[Records drawn from a dataset]
:::

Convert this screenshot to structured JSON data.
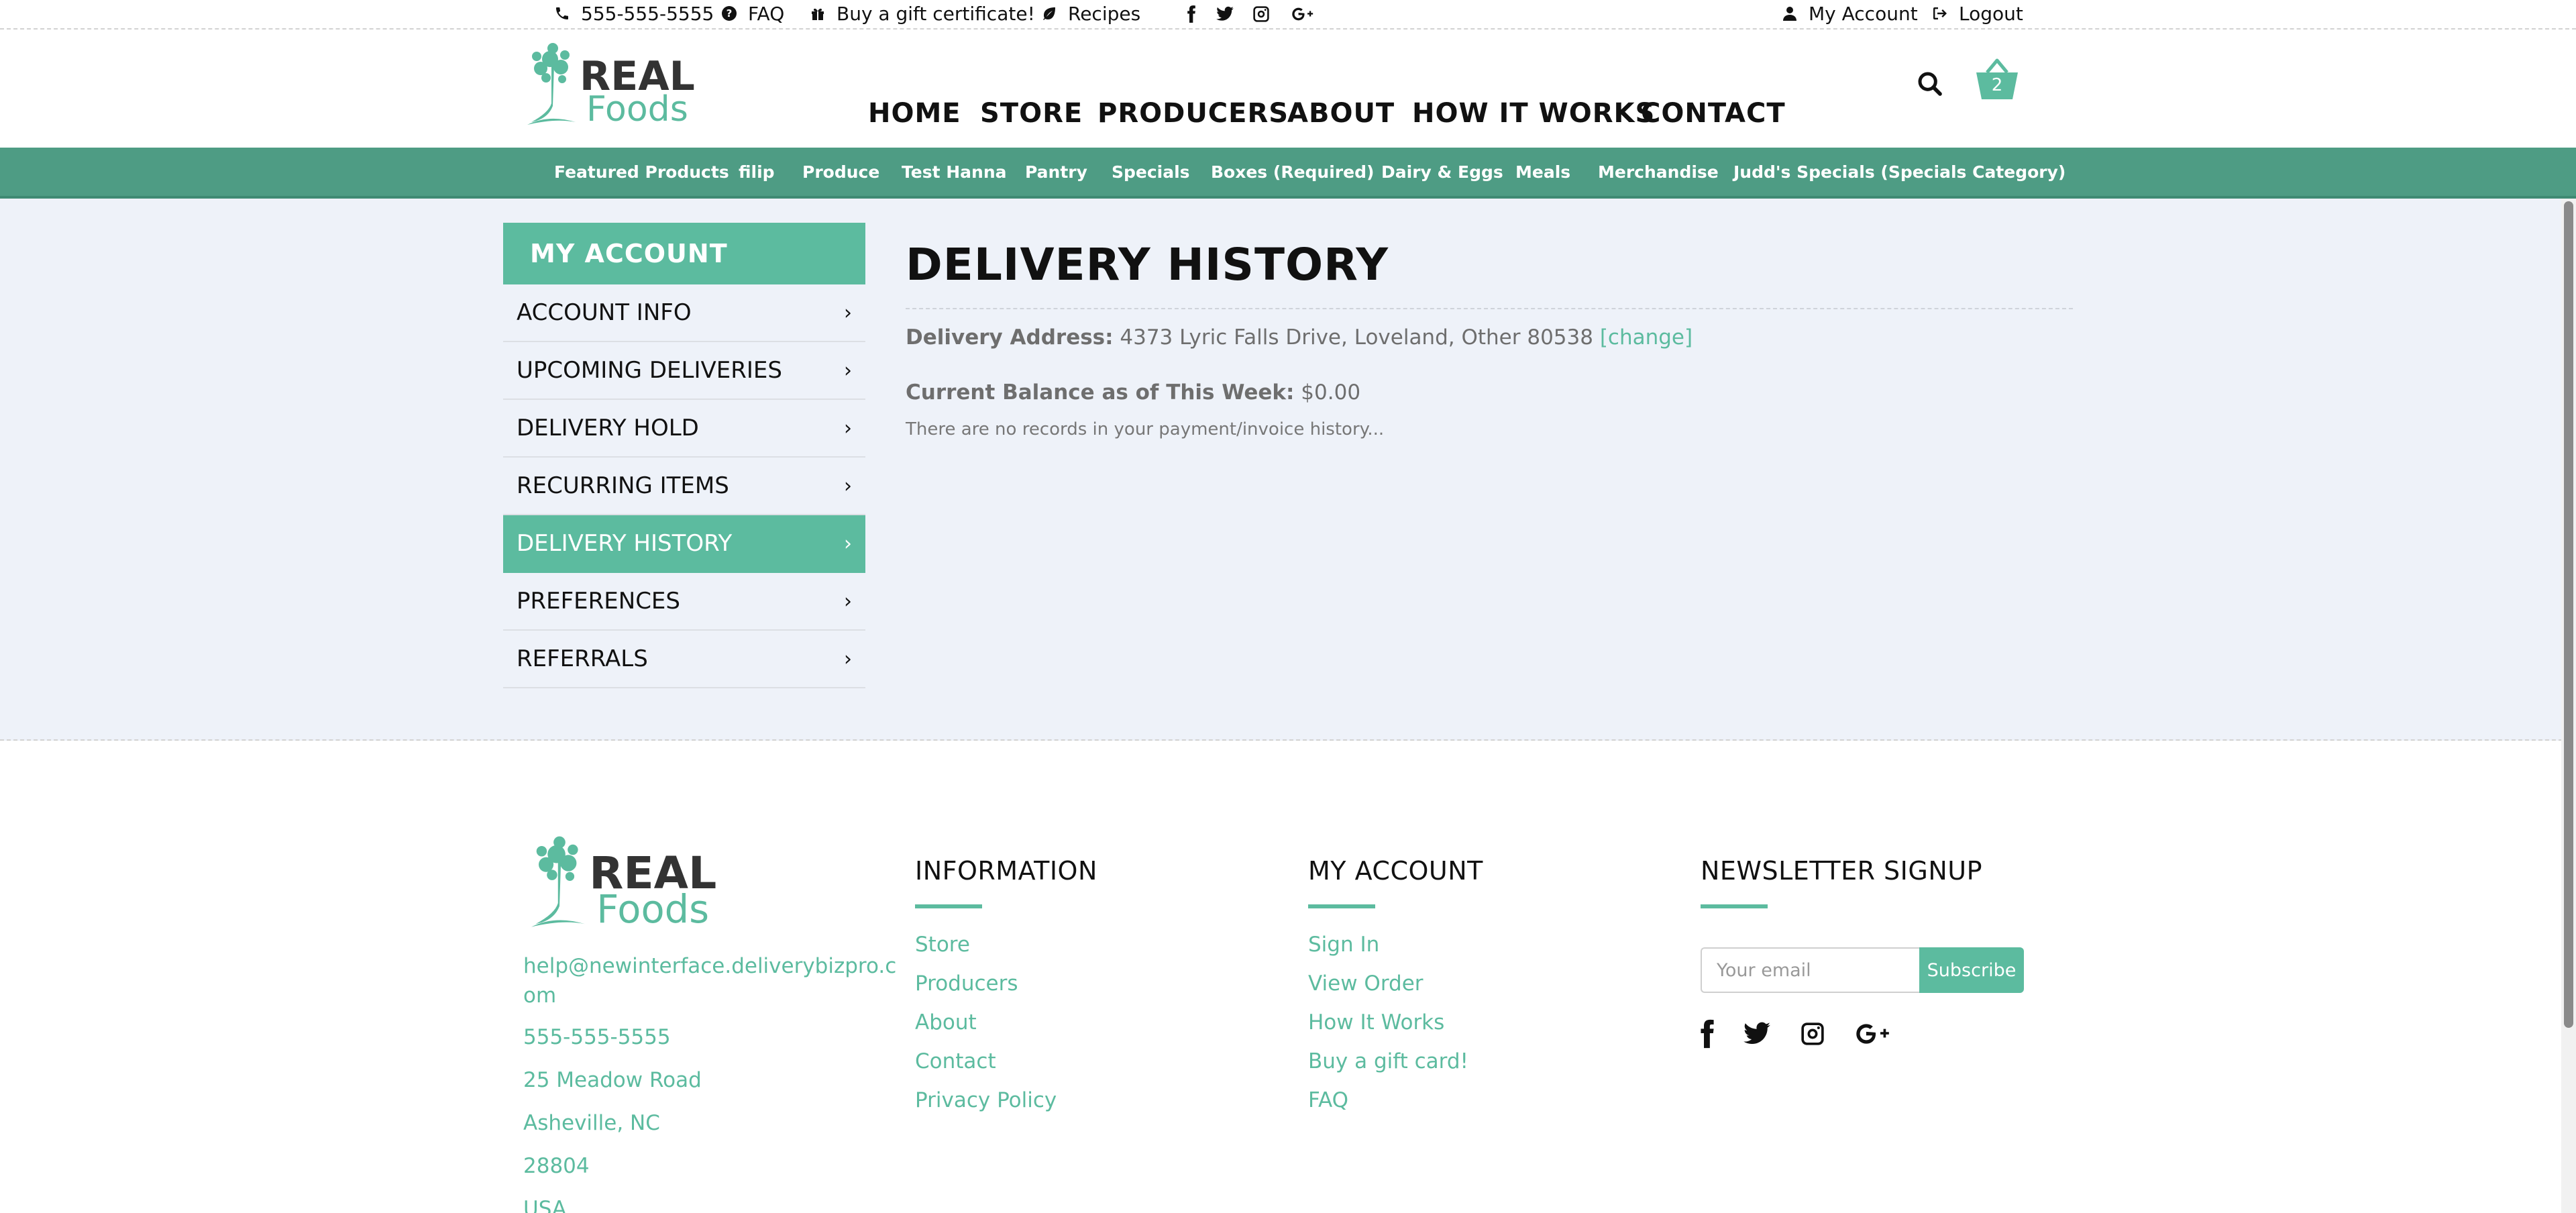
{
  "topbar": {
    "phone": "555-555-5555",
    "faq": "FAQ",
    "gift": "Buy a gift certificate!",
    "recipes": "Recipes",
    "my_account": "My Account",
    "logout": "Logout",
    "social_icons": [
      "facebook-icon",
      "twitter-icon",
      "instagram-icon",
      "google-plus-icon"
    ]
  },
  "brand": {
    "line1": "REAL",
    "line2": "Foods",
    "accent": "#5cbb9f",
    "dark": "#333333"
  },
  "nav": [
    "HOME",
    "STORE",
    "PRODUCERS",
    "ABOUT",
    "HOW IT WORKS",
    "CONTACT"
  ],
  "cart": {
    "count": "2"
  },
  "categories": [
    "Featured Products",
    "filip",
    "Produce",
    "Test Hanna",
    "Pantry",
    "Specials",
    "Boxes (Required)",
    "Dairy & Eggs",
    "Meals",
    "Merchandise",
    "Judd's Specials (Specials Category)"
  ],
  "sidebar": {
    "title": "MY ACCOUNT",
    "items": [
      {
        "label": "ACCOUNT INFO",
        "active": false
      },
      {
        "label": "UPCOMING DELIVERIES",
        "active": false
      },
      {
        "label": "DELIVERY HOLD",
        "active": false
      },
      {
        "label": "RECURRING ITEMS",
        "active": false
      },
      {
        "label": "DELIVERY HISTORY",
        "active": true
      },
      {
        "label": "PREFERENCES",
        "active": false
      },
      {
        "label": "REFERRALS",
        "active": false
      }
    ]
  },
  "content": {
    "title": "DELIVERY HISTORY",
    "address_label": "Delivery Address:",
    "address_value": "4373 Lyric Falls Drive, Loveland, Other 80538",
    "change_link": "[change]",
    "balance_label": "Current Balance as of This Week:",
    "balance_value": "$0.00",
    "empty_message": "There are no records in your payment/invoice history..."
  },
  "footer": {
    "email_line1": "help@newinterface.deliverybizpro.c",
    "email_line2": "om",
    "phone": "555-555-5555",
    "street": "25 Meadow Road",
    "city": "Asheville, NC",
    "zip": "28804",
    "country": "USA",
    "information": {
      "title": "INFORMATION",
      "links": [
        "Store",
        "Producers",
        "About",
        "Contact",
        "Privacy Policy"
      ]
    },
    "account": {
      "title": "MY ACCOUNT",
      "links": [
        "Sign In",
        "View Order",
        "How It Works",
        "Buy a gift card!",
        "FAQ"
      ]
    },
    "newsletter": {
      "title": "NEWSLETTER SIGNUP",
      "placeholder": "Your email",
      "button": "Subscribe"
    }
  }
}
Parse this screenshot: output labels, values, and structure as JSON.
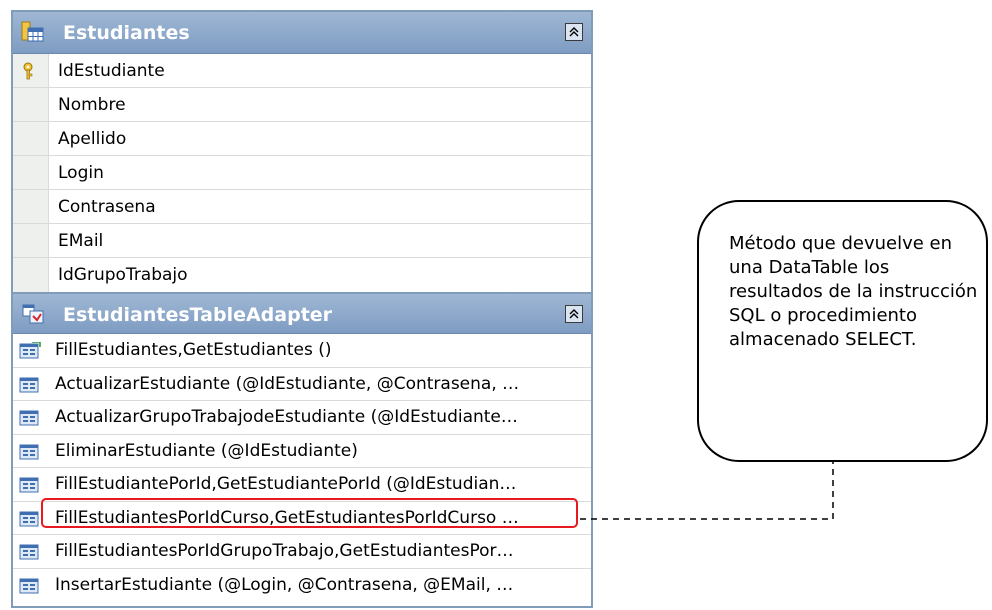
{
  "table": {
    "title": "Estudiantes",
    "columns": [
      {
        "name": "IdEstudiante",
        "key": true
      },
      {
        "name": "Nombre"
      },
      {
        "name": "Apellido"
      },
      {
        "name": "Login"
      },
      {
        "name": "Contrasena"
      },
      {
        "name": "EMail"
      },
      {
        "name": "IdGrupoTrabajo"
      }
    ]
  },
  "adapter": {
    "title": "EstudiantesTableAdapter",
    "methods": [
      {
        "label": "FillEstudiantes,GetEstudiantes ()",
        "icon": "default-query-icon"
      },
      {
        "label": "ActualizarEstudiante (@IdEstudiante, @Contrasena, …",
        "icon": "query-icon"
      },
      {
        "label": "ActualizarGrupoTrabajodeEstudiante (@IdEstudiante…",
        "icon": "query-icon"
      },
      {
        "label": "EliminarEstudiante (@IdEstudiante)",
        "icon": "query-icon"
      },
      {
        "label": "FillEstudiantePorId,GetEstudiantePorId (@IdEstudian…",
        "icon": "query-icon"
      },
      {
        "label": "FillEstudiantesPorIdCurso,GetEstudiantesPorIdCurso …",
        "icon": "query-icon",
        "highlighted": true
      },
      {
        "label": "FillEstudiantesPorIdGrupoTrabajo,GetEstudiantesPor…",
        "icon": "query-icon"
      },
      {
        "label": "InsertarEstudiante (@Login, @Contrasena, @EMail, …",
        "icon": "query-icon"
      }
    ]
  },
  "callout": {
    "text": "Método que devuelve en una DataTable los resultados de la instrucción SQL o procedimiento almacenado SELECT."
  },
  "colors": {
    "header": "#8aa6cb",
    "highlight": "#e8191f",
    "border": "#7f9db9"
  }
}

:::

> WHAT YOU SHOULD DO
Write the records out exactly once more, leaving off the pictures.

> SOLUTION FOR THIS EXERCISE
Convert this screenshot to structured JSON data.
{
  "topbar": {
    "phone": "555-555-5555",
    "faq": "FAQ",
    "gift": "Buy a gift certificate!",
    "recipes": "Recipes",
    "my_account": "My Account",
    "logout": "Logout",
    "social_icons": [
      "facebook-icon",
      "twitter-icon",
      "instagram-icon",
      "google-plus-icon"
    ]
  },
  "brand": {
    "line1": "REAL",
    "line2": "Foods",
    "accent": "#5cbb9f",
    "dark": "#333333"
  },
  "nav": [
    "HOME",
    "STORE",
    "PRODUCERS",
    "ABOUT",
    "HOW IT WORKS",
    "CONTACT"
  ],
  "cart": {
    "count": "2"
  },
  "categories": [
    "Featured Products",
    "filip",
    "Produce",
    "Test Hanna",
    "Pantry",
    "Specials",
    "Boxes (Required)",
    "Dairy & Eggs",
    "Meals",
    "Merchandise",
    "Judd's Specials (Specials Category)"
  ],
  "sidebar": {
    "title": "MY ACCOUNT",
    "items": [
      {
        "label": "ACCOUNT INFO",
        "active": false
      },
      {
        "label": "UPCOMING DELIVERIES",
        "active": false
      },
      {
        "label": "DELIVERY HOLD",
        "active": false
      },
      {
        "label": "RECURRING ITEMS",
        "active": false
      },
      {
        "label": "DELIVERY HISTORY",
        "active": true
      },
      {
        "label": "PREFERENCES",
        "active": false
      },
      {
        "label": "REFERRALS",
        "active": false
      }
    ]
  },
  "content": {
    "title": "DELIVERY HISTORY",
    "address_label": "Delivery Address:",
    "address_value": "4373 Lyric Falls Drive, Loveland, Other 80538",
    "change_link": "[change]",
    "balance_label": "Current Balance as of This Week:",
    "balance_value": "$0.00",
    "empty_message": "There are no records in your payment/invoice history..."
  },
  "footer": {
    "email_line1": "help@newinterface.deliverybizpro.c",
    "email_line2": "om",
    "phone": "555-555-5555",
    "street": "25 Meadow Road",
    "city": "Asheville, NC",
    "zip": "28804",
    "country": "USA",
    "information": {
      "title": "INFORMATION",
      "links": [
        "Store",
        "Producers",
        "About",
        "Contact",
        "Privacy Policy"
      ]
    },
    "account": {
      "title": "MY ACCOUNT",
      "links": [
        "Sign In",
        "View Order",
        "How It Works",
        "Buy a gift card!",
        "FAQ"
      ]
    },
    "newsletter": {
      "title": "NEWSLETTER SIGNUP",
      "placeholder": "Your email",
      "button": "Subscribe"
    }
  }
}
Parse this screenshot: output labels, values, and structure as JSON.
{
  "table": {
    "title": "Estudiantes",
    "columns": [
      {
        "name": "IdEstudiante",
        "key": true
      },
      {
        "name": "Nombre"
      },
      {
        "name": "Apellido"
      },
      {
        "name": "Login"
      },
      {
        "name": "Contrasena"
      },
      {
        "name": "EMail"
      },
      {
        "name": "IdGrupoTrabajo"
      }
    ]
  },
  "adapter": {
    "title": "EstudiantesTableAdapter",
    "methods": [
      {
        "label": "FillEstudiantes,GetEstudiantes ()",
        "icon": "default-query-icon"
      },
      {
        "label": "ActualizarEstudiante (@IdEstudiante, @Contrasena, …",
        "icon": "query-icon"
      },
      {
        "label": "ActualizarGrupoTrabajodeEstudiante (@IdEstudiante…",
        "icon": "query-icon"
      },
      {
        "label": "EliminarEstudiante (@IdEstudiante)",
        "icon": "query-icon"
      },
      {
        "label": "FillEstudiantePorId,GetEstudiantePorId (@IdEstudian…",
        "icon": "query-icon"
      },
      {
        "label": "FillEstudiantesPorIdCurso,GetEstudiantesPorIdCurso …",
        "icon": "query-icon",
        "highlighted": true
      },
      {
        "label": "FillEstudiantesPorIdGrupoTrabajo,GetEstudiantesPor…",
        "icon": "query-icon"
      },
      {
        "label": "InsertarEstudiante (@Login, @Contrasena, @EMail, …",
        "icon": "query-icon"
      }
    ]
  },
  "callout": {
    "text": "Método que devuelve en una DataTable los resultados de la instrucción SQL o procedimiento almacenado SELECT."
  },
  "colors": {
    "header": "#8aa6cb",
    "highlight": "#e8191f",
    "border": "#7f9db9"
  }
}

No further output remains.